**Supplied entries**:
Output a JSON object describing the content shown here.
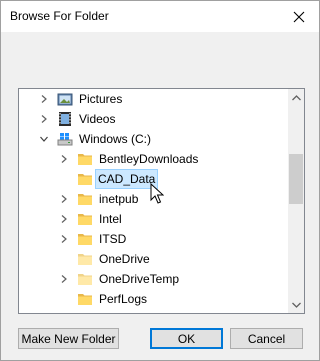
{
  "window": {
    "title": "Browse For Folder"
  },
  "tree": {
    "items": [
      {
        "label": "Pictures",
        "icon": "pictures-folder-icon",
        "expander": "collapsed"
      },
      {
        "label": "Videos",
        "icon": "videos-folder-icon",
        "expander": "collapsed"
      },
      {
        "label": "Windows (C:)",
        "icon": "windows-drive-icon",
        "expander": "expanded"
      },
      {
        "label": "BentleyDownloads",
        "icon": "folder-icon",
        "expander": "collapsed"
      },
      {
        "label": "CAD_Data",
        "icon": "folder-icon",
        "expander": "none",
        "selected": true
      },
      {
        "label": "inetpub",
        "icon": "folder-icon",
        "expander": "collapsed"
      },
      {
        "label": "Intel",
        "icon": "folder-icon",
        "expander": "collapsed"
      },
      {
        "label": "ITSD",
        "icon": "folder-icon",
        "expander": "collapsed"
      },
      {
        "label": "OneDrive",
        "icon": "folder-icon",
        "expander": "none"
      },
      {
        "label": "OneDriveTemp",
        "icon": "folder-icon",
        "expander": "collapsed"
      },
      {
        "label": "PerfLogs",
        "icon": "folder-icon",
        "expander": "none"
      }
    ]
  },
  "buttons": {
    "make_new_folder": "Make New Folder",
    "ok": "OK",
    "cancel": "Cancel"
  },
  "colors": {
    "selection_bg": "#cce8ff",
    "selection_border": "#99d1ff",
    "folder_yellow": "#ffd966",
    "default_button_border": "#0078d7"
  }
}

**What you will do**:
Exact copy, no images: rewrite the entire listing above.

**Answer space**:
Output a JSON object describing the content shown here.
{
  "window": {
    "title": "Browse For Folder"
  },
  "tree": {
    "items": [
      {
        "label": "Pictures",
        "icon": "pictures-folder-icon",
        "expander": "collapsed"
      },
      {
        "label": "Videos",
        "icon": "videos-folder-icon",
        "expander": "collapsed"
      },
      {
        "label": "Windows (C:)",
        "icon": "windows-drive-icon",
        "expander": "expanded"
      },
      {
        "label": "BentleyDownloads",
        "icon": "folder-icon",
        "expander": "collapsed"
      },
      {
        "label": "CAD_Data",
        "icon": "folder-icon",
        "expander": "none",
        "selected": true
      },
      {
        "label": "inetpub",
        "icon": "folder-icon",
        "expander": "collapsed"
      },
      {
        "label": "Intel",
        "icon": "folder-icon",
        "expander": "collapsed"
      },
      {
        "label": "ITSD",
        "icon": "folder-icon",
        "expander": "collapsed"
      },
      {
        "label": "OneDrive",
        "icon": "folder-icon",
        "expander": "none"
      },
      {
        "label": "OneDriveTemp",
        "icon": "folder-icon",
        "expander": "collapsed"
      },
      {
        "label": "PerfLogs",
        "icon": "folder-icon",
        "expander": "none"
      }
    ]
  },
  "buttons": {
    "make_new_folder": "Make New Folder",
    "ok": "OK",
    "cancel": "Cancel"
  },
  "colors": {
    "selection_bg": "#cce8ff",
    "selection_border": "#99d1ff",
    "folder_yellow": "#ffd966",
    "default_button_border": "#0078d7"
  }
}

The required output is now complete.